When it comes to the absolutely loaded Western Conference, the Portland Trail Blazers have the unenviable task of running down the defending champion San Antonio Spurs, an Oklahoma City Thunder squad with a once-in-a-generation player in Kevin Durant, a reinvigorated Los Angeles Clippers team with the always dangerous Chris Paul, and a Houston Rockets group with a bitter vendetta against Portland. Those are the teams that finished ahead of the Blazers in the standings last season. You can ask any Houston fan how much that mattered when they had to stay home for the second round.
While it is tempting to look at those four teams and wonder how far the Blazers can go against them, the teams coming up from behind are every bit as dangerous. The Dallas Mavericks have a strong core of players, even if they are getting old. The Phoenix Suns have a good, young squad and the Memphis Grizzlies have the defensive skills to hold serve with anyone.
The team in the rear-view mirror the Blazers need to be wary of most, though, is the Golden State Warriors. Guard Stephen Curry can score at will against virtually anyone, a threat to drop 40 on any given night. David Lee is a bit overrated as a power forward, but is still a strong contributor and his defense has improved from his earlier years. Guard Klay Thompson is exploding onto the scene, and will be a fierce scorer and defender for years to come.Forward Harrison Barnes and Center Andrew Bogut are serviceable starters, eating minutes. Wing Andre Iguodala might not be the scoring machine he was in Philadelphia, but many teams would kill to have his talent level in their sixth man.
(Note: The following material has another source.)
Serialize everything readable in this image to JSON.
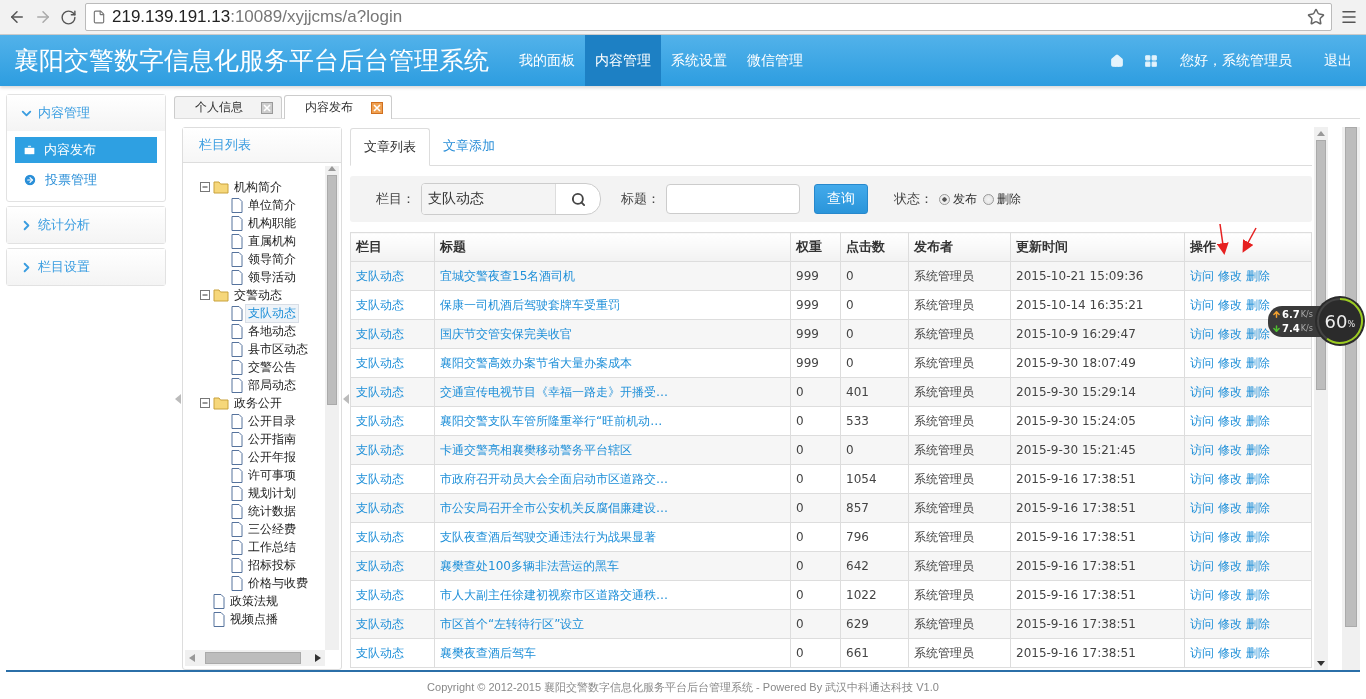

The Warriors present matchup problems for Portland, especially at the guard positions. Wesley Matthews can only guard one opponent (likely Curry) leaving Damian Lillard in a bad matchup with Thompson. Nicolas Batum may be able to help in a rotation, but that leaves Barnes by himself on the outside. LaMarcus Aldridge can easily hold his own against Lee, and the Bogut/Robin Lopez matchup is a coin flip. While Portland does not have a high-volume bench scorer like Iguodala, the second team of CJ McCollum/Dorell Wright/Steve Blake/Chris Kaman/Thomas Robinson tops the Warriors' second unit of Iguodala/Brandon Rush/Draymond Green/Shaun Livingston/Festus Ezeli. Kaman can exploit Ezeli's weak offensive game, Robinson has a terrific size advantage on Green, allowing him create havoc on the offensive glass, and McCollum and Wright can match Iguodala's scoring output.
Looking back at last season, Curry went berserk versus the Blazers, averaging 36 points per game. In the only game Curry did not break 30 against Portland (Nov. 23 at Golden State), Klay Thompson scored 30. Despite this, the Blazers salvaged a split series. If the Blazers are unable to keep Curry in check they will struggle. Forcing Curry into passing the ball instead and isolating Thompson has been an effective strategy for teams in the past, and the Blazers outside defenders have the lateral quickness to make that happen.
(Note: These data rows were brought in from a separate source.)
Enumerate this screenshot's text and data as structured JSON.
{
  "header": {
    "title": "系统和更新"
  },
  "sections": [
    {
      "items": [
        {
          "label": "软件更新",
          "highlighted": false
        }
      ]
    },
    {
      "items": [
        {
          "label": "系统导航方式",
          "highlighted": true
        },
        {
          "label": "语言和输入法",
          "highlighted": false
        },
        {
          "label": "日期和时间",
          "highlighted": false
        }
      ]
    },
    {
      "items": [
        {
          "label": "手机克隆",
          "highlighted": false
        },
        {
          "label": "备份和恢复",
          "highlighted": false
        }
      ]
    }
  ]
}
Either way, expectations are high of both teams this year and Portland cannot afford to overlook their rivals in Oakland.
-- Ryan A. Chase